The single and peculiar life is bound With all the strength and armor of the mind To keep itself from noyance;

My particular single and peculiar life
Does not seem quite free from noyance

Is anyone’s life free from it?

A noyance – free life would be so swaddled in cotton, there’d be no edges – and at a certain point, the cotton itself would become a noyance.

I had a book of Andy Warhol quotations and for some reason a line of his about rich people and problems stuck with me. It was something like, “Everyone has problems. Even rich people – even if it’s just that the toilet doesn’t work.”
Which frankly would be a bigger noyance for the poor as it will take either more time or a larger percentage of an income to fix it. But it is a noyance in any case.

But – any single, peculiar life does STRIVE to keep itself free from noyance. Even the simplest life forms move toward the nice things away from the not nice. We have movement and brains to help us do just that.

How can that be, when you have the voice of the King himself for your succession in Denmark?

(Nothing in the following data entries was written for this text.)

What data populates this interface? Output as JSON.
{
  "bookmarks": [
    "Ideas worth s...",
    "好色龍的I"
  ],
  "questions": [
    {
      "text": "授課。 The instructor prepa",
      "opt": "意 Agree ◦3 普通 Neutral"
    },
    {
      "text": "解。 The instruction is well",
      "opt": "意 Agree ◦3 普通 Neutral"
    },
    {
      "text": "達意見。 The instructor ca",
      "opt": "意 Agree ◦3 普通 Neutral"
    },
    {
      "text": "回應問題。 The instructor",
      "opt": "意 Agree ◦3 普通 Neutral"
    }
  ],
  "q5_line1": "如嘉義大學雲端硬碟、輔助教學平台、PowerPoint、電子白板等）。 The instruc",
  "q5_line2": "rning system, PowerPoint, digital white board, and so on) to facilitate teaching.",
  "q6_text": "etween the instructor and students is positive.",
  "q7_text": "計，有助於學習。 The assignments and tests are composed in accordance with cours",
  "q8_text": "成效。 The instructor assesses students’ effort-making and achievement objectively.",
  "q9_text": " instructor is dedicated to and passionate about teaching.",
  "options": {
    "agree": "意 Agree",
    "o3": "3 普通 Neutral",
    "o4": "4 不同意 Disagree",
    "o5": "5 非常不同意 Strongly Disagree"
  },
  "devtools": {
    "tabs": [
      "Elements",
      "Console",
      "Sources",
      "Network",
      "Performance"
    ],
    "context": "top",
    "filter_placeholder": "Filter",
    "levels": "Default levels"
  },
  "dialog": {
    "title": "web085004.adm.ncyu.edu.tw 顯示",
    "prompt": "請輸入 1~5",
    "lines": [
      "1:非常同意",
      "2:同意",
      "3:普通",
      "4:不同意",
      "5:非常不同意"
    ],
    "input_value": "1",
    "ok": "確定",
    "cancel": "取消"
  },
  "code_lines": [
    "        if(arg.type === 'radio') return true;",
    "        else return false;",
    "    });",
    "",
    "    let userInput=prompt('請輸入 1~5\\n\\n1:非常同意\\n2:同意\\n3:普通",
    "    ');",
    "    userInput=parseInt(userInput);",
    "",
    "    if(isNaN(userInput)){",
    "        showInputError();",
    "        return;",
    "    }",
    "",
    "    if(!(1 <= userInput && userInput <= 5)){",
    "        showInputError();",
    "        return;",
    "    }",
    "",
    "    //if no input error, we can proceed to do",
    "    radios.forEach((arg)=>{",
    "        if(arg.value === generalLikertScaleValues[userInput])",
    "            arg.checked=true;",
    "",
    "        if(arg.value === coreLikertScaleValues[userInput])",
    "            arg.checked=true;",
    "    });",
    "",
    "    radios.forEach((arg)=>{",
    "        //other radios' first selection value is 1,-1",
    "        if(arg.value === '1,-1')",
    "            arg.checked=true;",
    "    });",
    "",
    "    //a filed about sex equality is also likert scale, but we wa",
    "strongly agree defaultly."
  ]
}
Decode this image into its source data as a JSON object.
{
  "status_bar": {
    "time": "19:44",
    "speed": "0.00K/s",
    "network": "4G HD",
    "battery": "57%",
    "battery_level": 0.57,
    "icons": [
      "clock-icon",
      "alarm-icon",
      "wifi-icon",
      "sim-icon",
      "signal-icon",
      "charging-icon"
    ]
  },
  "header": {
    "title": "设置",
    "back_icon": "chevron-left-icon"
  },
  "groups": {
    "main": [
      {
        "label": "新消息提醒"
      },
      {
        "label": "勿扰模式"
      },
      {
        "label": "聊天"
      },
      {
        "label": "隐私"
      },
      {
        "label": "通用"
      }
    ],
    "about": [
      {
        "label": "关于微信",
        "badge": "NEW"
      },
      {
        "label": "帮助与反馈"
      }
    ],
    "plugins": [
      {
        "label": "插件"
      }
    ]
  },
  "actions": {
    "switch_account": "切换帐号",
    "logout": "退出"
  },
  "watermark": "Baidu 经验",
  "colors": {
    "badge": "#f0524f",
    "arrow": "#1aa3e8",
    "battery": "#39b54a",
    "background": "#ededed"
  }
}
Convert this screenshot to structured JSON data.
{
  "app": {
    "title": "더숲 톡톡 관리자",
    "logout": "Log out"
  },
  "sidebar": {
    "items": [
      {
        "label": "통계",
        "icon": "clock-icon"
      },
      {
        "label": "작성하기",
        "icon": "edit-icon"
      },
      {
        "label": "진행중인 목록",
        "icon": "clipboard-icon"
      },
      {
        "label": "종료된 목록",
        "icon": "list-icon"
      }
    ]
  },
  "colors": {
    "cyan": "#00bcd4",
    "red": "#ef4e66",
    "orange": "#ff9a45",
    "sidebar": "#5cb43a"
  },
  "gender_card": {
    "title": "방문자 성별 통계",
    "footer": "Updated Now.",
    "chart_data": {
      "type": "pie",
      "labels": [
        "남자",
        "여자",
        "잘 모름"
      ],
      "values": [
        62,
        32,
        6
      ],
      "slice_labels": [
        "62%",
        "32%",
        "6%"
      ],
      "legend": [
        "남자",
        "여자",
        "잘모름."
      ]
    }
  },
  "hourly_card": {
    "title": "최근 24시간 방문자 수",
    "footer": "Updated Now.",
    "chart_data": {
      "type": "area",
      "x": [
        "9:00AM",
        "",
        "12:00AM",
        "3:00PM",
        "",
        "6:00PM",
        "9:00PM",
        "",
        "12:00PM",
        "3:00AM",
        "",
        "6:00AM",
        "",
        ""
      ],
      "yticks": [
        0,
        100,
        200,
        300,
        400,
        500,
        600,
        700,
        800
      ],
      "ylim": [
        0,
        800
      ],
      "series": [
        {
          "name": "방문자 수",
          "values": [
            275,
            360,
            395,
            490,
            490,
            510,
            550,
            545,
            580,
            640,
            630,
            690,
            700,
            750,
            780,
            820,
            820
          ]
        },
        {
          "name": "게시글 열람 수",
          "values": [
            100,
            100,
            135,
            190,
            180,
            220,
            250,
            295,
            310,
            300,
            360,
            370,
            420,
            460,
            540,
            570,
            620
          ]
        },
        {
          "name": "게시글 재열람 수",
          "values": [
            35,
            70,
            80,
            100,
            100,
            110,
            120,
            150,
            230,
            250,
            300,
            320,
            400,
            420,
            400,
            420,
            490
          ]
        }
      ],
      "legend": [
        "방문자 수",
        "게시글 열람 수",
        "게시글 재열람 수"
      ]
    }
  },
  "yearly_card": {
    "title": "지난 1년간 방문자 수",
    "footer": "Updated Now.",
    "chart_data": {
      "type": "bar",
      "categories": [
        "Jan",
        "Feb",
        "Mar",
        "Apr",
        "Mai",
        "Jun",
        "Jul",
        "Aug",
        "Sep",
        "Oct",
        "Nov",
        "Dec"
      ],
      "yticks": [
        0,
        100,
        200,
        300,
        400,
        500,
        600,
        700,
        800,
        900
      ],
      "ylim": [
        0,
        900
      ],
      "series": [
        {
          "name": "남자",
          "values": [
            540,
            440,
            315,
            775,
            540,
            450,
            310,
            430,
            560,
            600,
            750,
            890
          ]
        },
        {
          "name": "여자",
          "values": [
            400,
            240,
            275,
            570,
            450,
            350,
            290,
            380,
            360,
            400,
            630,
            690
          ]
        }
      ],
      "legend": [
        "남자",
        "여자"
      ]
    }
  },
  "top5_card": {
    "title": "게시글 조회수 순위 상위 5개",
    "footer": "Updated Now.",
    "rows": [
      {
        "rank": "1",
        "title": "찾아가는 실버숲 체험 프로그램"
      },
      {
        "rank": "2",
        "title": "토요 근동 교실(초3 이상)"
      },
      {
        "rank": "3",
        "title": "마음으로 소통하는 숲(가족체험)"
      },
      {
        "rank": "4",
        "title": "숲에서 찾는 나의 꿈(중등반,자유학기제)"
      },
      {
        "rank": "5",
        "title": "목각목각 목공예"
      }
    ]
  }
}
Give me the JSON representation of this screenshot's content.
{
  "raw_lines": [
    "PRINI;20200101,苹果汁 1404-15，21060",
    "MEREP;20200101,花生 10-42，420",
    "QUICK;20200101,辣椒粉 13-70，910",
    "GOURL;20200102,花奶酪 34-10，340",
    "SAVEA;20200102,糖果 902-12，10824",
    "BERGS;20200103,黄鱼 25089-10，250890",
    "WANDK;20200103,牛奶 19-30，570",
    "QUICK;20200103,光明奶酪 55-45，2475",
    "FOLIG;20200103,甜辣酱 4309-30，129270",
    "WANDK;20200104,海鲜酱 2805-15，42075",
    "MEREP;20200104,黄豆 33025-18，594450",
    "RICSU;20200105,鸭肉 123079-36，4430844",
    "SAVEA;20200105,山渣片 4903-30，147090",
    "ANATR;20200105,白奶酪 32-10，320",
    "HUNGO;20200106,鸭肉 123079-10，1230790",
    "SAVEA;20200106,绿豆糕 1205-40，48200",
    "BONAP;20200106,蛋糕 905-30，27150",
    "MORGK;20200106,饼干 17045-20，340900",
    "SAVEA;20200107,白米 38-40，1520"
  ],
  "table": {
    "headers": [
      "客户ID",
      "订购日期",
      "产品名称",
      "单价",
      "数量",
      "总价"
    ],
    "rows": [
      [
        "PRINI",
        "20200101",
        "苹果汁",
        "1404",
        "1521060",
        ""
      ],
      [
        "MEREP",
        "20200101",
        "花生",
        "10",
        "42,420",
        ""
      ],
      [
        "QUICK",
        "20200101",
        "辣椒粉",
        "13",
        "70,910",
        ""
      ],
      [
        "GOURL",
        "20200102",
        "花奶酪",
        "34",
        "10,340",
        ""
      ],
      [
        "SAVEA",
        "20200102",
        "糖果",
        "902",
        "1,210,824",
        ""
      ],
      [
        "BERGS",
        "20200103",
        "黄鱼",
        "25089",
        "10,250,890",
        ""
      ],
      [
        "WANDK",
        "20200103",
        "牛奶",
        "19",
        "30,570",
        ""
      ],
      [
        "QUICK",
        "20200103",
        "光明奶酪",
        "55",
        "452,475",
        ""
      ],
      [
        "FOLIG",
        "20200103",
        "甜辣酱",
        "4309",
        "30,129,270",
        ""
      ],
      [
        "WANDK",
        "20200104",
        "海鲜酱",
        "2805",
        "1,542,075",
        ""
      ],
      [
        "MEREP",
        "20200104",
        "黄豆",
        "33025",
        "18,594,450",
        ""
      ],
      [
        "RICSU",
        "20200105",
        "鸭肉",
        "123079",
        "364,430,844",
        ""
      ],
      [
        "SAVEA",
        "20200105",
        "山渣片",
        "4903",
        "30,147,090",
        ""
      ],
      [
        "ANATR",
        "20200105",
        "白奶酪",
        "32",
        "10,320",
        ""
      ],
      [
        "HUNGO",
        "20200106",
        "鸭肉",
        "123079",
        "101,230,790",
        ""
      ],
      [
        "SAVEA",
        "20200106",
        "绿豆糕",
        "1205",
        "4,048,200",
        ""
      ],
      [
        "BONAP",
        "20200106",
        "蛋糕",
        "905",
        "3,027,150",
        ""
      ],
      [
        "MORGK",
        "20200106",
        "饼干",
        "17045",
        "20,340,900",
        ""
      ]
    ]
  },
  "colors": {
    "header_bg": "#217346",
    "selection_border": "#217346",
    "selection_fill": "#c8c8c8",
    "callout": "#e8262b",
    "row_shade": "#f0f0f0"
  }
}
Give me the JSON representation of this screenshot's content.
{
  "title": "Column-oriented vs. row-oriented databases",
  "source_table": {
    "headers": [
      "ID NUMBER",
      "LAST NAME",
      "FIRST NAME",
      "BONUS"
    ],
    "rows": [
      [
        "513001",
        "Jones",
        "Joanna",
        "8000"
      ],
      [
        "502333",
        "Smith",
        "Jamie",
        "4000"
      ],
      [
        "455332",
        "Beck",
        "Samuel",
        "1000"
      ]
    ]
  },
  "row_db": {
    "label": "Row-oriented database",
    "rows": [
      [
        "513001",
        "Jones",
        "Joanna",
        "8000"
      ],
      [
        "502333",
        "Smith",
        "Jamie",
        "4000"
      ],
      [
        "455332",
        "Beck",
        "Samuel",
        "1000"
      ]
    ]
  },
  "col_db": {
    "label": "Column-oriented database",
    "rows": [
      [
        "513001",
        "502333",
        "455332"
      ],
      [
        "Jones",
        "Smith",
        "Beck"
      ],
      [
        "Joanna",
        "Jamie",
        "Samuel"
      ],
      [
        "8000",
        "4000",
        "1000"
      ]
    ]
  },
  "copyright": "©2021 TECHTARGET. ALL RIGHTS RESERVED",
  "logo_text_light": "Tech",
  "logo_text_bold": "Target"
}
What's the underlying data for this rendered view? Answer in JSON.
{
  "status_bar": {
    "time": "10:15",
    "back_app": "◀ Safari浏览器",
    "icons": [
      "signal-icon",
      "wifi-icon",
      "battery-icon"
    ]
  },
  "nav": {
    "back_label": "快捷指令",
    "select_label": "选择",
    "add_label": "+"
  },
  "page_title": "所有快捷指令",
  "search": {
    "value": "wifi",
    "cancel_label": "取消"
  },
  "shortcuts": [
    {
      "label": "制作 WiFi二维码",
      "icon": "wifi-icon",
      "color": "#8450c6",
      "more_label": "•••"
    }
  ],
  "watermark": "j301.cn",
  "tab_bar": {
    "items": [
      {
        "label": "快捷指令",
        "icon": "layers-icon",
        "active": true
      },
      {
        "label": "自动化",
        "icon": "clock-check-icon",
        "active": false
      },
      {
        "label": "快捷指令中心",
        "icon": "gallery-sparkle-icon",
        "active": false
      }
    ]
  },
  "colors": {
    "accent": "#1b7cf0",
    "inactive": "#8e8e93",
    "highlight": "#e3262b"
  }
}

And here is where Rosencrantz signs his own death warrant. He might have been able to pull Hamlet’s allegiance back at this point with a different answer.
He’s been pushing at Hamlet to tell him what’s wrong pretty every time he sees him and here Hamlet finally tells him something trued and Rosencrantz shuts it down.
If he’d said something like, “Yes, that is upsetting.”
Or even just did some straight up reflective listening like, “You lack advancement.” Hamlet might have begun to trust him – but by essentially taking Claudius point of view, he condemns himself.
It is here where Hamlet quits playing their game, gets out the pipes and starts turning the tables on them.
Smooth move, Rosencrantz.

You do surely bar the door upon your own liberty if you deny your griefs to your friend.

Rosencrantz is the kind of friend I used to have – the kid who is constantly trying to manipulate people into telling him more than they want to. He’s like the friend who says, “If you were really my friend, you would. . .” and it’s either something he wants you to do or something he wants you to say and somehow you end up doing it or saying it. But then you feel bad – and you think, “Yeah, you know – maybe I’m actually NOT your friend, so no thanks. I won’t tell you that intimate secret, actually. No, no, you don’t get to hear about my innermost feelings.”
This is a particularly sneaky manipulation – the idea that by somehow NOT telling Rosencrantz he is presenting his own freedom, he own cure.
When, of course, there’s nothing wrong with Hamlet that a little revenge won’t cure.